(Excerpts from an interface dataset)

########

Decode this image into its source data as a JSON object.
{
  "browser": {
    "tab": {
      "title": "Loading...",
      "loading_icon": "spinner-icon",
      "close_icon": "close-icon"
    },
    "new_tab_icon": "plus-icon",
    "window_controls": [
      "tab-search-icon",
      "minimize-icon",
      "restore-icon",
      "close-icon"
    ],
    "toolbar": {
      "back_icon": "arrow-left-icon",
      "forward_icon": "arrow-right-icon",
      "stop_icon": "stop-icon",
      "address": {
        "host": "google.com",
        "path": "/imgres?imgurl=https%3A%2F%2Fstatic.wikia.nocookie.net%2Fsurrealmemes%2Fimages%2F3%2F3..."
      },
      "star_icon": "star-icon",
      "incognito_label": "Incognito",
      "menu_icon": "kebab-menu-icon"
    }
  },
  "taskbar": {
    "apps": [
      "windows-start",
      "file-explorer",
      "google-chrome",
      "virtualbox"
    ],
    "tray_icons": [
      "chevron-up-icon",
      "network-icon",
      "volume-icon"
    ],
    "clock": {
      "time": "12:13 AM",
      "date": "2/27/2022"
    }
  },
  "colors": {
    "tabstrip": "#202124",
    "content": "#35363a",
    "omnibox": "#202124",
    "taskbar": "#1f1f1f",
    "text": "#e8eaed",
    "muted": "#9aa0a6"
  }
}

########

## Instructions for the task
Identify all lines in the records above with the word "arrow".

## Task response
      "back_icon": "arrow-left-icon",
      "forward_icon": "arrow-right-icon",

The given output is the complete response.